PHIL 4370 – Philosophy of Mind
3:45-5:50 T, Th

This class will focus on contemporary work on the metaphysics of mind, free will, and personal identity.  Are our thoughts and feelings purely physical phenomena, as materialists believe?  Or do they somehow transcend the physical?  Are our choices and actions truly free?  Must they be if we are to be morally responsible?  And what is the nature of the self?  Are we entirely constituted by our memories and experiences?  Do we even possess a ‘true self’ or is this merely a social fiction?  We will consider a variety of sometimes surprising responses to these and similar questions.  

We will begin by considering contemporary responses to the mind-body problem.  We’ll start by considering substance dualism—the view that the mind is an immaterial substance capable of independent existence.  We will consider a variety of problems with this view and consider a variety of alternatives, which will include a number of different forms of materialism, as well as a number of different forms of dualism.  We will even consider a surprisingly compelling argument for panpsychism—the view that all of nature has at least some rudimentary level of consciousness.  We’ll next consider contemporary work in the free will debate.  Many philosophers believe that our actions are both free and causally determined.  We’ll consider the merits of this position, as well as important objections to it.  We’ll also consider whether free will is necessary for moral responsibility.  Some believe that it is, arguing that if our wills are not free moral nihilism is the inevitable result.  Others, however, believe that we can be responsible even if we are not free.  We’ll consider some compelling evidence for this counterintuitive position.  Finally, we will consider whether and to what extent we possess selves that remain identical over time.  Are we the same person from birth until death?  Are we even the same person from one moment to the next?  If so, what allows for this identity over time given that we are constantly changing?  We will consider a variety of responses to these challenging questions.       

PHIL 4850 – Major Figure: Hannah Arendt
10:15-12:20 T, Th

This course is devoted to the philosophy and political thought of Hannah Arendt, one of the most important thinkers of the 20th century.
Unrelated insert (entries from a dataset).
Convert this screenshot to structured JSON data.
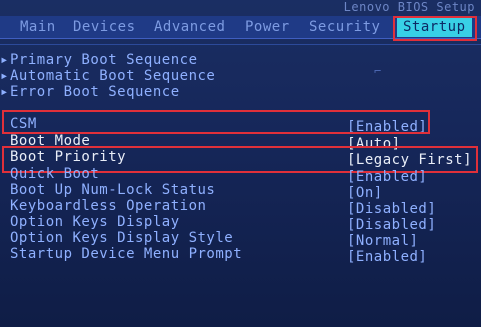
{
  "brand": "Lenovo BIOS Setup",
  "menu": [
    {
      "label": "Main",
      "active": false
    },
    {
      "label": "Devices",
      "active": false
    },
    {
      "label": "Advanced",
      "active": false
    },
    {
      "label": "Power",
      "active": false
    },
    {
      "label": "Security",
      "active": false
    },
    {
      "label": "Startup",
      "active": true
    }
  ],
  "submenus": [
    {
      "label": "Primary Boot Sequence"
    },
    {
      "label": "Automatic Boot Sequence"
    },
    {
      "label": "Error Boot Sequence"
    }
  ],
  "settings": [
    {
      "label": "CSM",
      "value": "[Enabled]"
    },
    {
      "label": "Boot Mode",
      "value": "[Auto]"
    },
    {
      "label": "Boot Priority",
      "value": "[Legacy First]"
    },
    {
      "label": "Quick Boot",
      "value": "[Enabled]"
    },
    {
      "label": "Boot Up Num-Lock Status",
      "value": "[On]"
    },
    {
      "label": "Keyboardless Operation",
      "value": "[Disabled]"
    },
    {
      "label": "Option Keys Display",
      "value": "[Disabled]"
    },
    {
      "label": "Option Keys Display Style",
      "value": "[Normal]"
    },
    {
      "label": "Startup Device Menu Prompt",
      "value": "[Enabled]"
    }
  ],
  "colors": {
    "accent": "#38d0e6",
    "highlight": "#e0303a",
    "text": "#8fb0ff"
  }
}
Arendt’s writings on power, violence and the moral dimensions of the totalitarian state–made famous in part with her coinage of “the banality of evil” in her book Eichmann in Jerusalem –brought her into public prominence in the 1950s and 60s in America and abroad. Her philosophical project is devoted to the recovery of what she calls “the public sphere”—the space of freedom (in relation to others) and of “action,” which is essential for human flourishing. She identifies this flourishing with “natality”—the ability of humans to make new beginnings.

This course will begin with a focus on her highly influential philosophical works, The Human Condition and The Life of the Mind, the latter published posthumously from her lectures at the New School for Social Research in New York. The second half of the course will focus on her political writings, which include her essays on freedom, authority and truth in politics.

Required texts:

Arendt, The Human Condition, 2nd ed. (University of Chicago Press)

Arendt, Between Past & Future (Penguin/Random House)

Arendt, Responsibility & Judgment (Schocken)

Arendt, The Promise of Politics (Schocken)

Arendt, The Crisis of the Republic (Ingram Book Co.)